PROBLEM REQUIREMENTS
Would you write out all of the entries below, exactly as they stand?

_ _ _ _ _

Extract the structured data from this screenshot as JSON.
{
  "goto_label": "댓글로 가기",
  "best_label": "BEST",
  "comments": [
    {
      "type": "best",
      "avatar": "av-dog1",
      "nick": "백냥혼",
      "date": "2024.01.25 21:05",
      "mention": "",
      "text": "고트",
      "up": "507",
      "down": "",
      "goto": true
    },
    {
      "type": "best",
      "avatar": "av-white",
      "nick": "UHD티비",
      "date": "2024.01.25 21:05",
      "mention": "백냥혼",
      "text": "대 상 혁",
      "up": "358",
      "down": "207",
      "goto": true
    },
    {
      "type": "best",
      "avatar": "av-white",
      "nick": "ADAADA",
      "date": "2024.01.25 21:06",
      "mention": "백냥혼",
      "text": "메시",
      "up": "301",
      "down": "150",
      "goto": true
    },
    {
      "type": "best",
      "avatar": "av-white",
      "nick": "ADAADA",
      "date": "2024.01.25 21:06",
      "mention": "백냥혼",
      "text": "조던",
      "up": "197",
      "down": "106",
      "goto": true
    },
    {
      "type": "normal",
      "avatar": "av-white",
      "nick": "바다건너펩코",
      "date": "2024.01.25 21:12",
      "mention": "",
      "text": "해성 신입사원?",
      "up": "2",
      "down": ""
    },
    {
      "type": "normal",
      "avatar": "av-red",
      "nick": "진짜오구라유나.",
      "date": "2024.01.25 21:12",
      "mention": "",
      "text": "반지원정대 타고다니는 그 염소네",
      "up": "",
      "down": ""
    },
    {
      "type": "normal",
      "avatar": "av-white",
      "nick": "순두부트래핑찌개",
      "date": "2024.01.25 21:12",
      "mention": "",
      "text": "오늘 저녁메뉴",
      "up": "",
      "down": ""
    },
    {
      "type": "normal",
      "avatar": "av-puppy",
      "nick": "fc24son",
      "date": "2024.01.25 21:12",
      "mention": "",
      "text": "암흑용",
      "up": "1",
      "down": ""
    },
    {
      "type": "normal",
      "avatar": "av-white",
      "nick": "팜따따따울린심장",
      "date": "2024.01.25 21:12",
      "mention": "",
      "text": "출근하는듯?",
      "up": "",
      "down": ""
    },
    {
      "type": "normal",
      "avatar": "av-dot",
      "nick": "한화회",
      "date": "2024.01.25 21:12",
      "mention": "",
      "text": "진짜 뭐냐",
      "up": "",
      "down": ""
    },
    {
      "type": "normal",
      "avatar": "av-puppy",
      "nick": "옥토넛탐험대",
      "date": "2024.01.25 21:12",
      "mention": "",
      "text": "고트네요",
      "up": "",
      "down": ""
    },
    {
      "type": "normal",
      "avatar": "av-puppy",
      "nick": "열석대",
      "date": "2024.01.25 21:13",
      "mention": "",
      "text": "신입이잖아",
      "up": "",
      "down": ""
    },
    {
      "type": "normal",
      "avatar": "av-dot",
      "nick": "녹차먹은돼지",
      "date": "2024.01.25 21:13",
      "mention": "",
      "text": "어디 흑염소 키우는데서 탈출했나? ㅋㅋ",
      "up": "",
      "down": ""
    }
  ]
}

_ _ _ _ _

EXERCISE SOLUTION
Extract the structured data from this screenshot as JSON.
{
  "goto_label": "댓글로 가기",
  "best_label": "BEST",
  "comments": [
    {
      "type": "best",
      "avatar": "av-dog1",
      "nick": "백냥혼",
      "date": "2024.01.25 21:05",
      "mention": "",
      "text": "고트",
      "up": "507",
      "down": "",
      "goto": true
    },
    {
      "type": "best",
      "avatar": "av-white",
      "nick": "UHD티비",
      "date": "2024.01.25 21:05",
      "mention": "백냥혼",
      "text": "대 상 혁",
      "up": "358",
      "down": "207",
      "goto": true
    },
    {
      "type": "best",
      "avatar": "av-white",
      "nick": "ADAADA",
      "date": "2024.01.25 21:06",
      "mention": "백냥혼",
      "text": "메시",
      "up": "301",
      "down": "150",
      "goto": true
    },
    {
      "type": "best",
      "avatar": "av-white",
      "nick": "ADAADA",
      "date": "2024.01.25 21:06",
      "mention": "백냥혼",
      "text": "조던",
      "up": "197",
      "down": "106",
      "goto": true
    },
    {
      "type": "normal",
      "avatar": "av-white",
      "nick": "바다건너펩코",
      "date": "2024.01.25 21:12",
      "mention": "",
      "text": "해성 신입사원?",
      "up": "2",
      "down": ""
    },
    {
      "type": "normal",
      "avatar": "av-red",
      "nick": "진짜오구라유나.",
      "date": "2024.01.25 21:12",
      "mention": "",
      "text": "반지원정대 타고다니는 그 염소네",
      "up": "",
      "down": ""
    },
    {
      "type": "normal",
      "avatar": "av-white",
      "nick": "순두부트래핑찌개",
      "date": "2024.01.25 21:12",
      "mention": "",
      "text": "오늘 저녁메뉴",
      "up": "",
      "down": ""
    },
    {
      "type": "normal",
      "avatar": "av-puppy",
      "nick": "fc24son",
      "date": "2024.01.25 21:12",
      "mention": "",
      "text": "암흑용",
      "up": "1",
      "down": ""
    },
    {
      "type": "normal",
      "avatar": "av-white",
      "nick": "팜따따따울린심장",
      "date": "2024.01.25 21:12",
      "mention": "",
      "text": "출근하는듯?",
      "up": "",
      "down": ""
    },
    {
      "type": "normal",
      "avatar": "av-dot",
      "nick": "한화회",
      "date": "2024.01.25 21:12",
      "mention": "",
      "text": "진짜 뭐냐",
      "up": "",
      "down": ""
    },
    {
      "type": "normal",
      "avatar": "av-puppy",
      "nick": "옥토넛탐험대",
      "date": "2024.01.25 21:12",
      "mention": "",
      "text": "고트네요",
      "up": "",
      "down": ""
    },
    {
      "type": "normal",
      "avatar": "av-puppy",
      "nick": "열석대",
      "date": "2024.01.25 21:13",
      "mention": "",
      "text": "신입이잖아",
      "up": "",
      "down": ""
    },
    {
      "type": "normal",
      "avatar": "av-dot",
      "nick": "녹차먹은돼지",
      "date": "2024.01.25 21:13",
      "mention": "",
      "text": "어디 흑염소 키우는데서 탈출했나? ㅋㅋ",
      "up": "",
      "down": ""
    }
  ]
}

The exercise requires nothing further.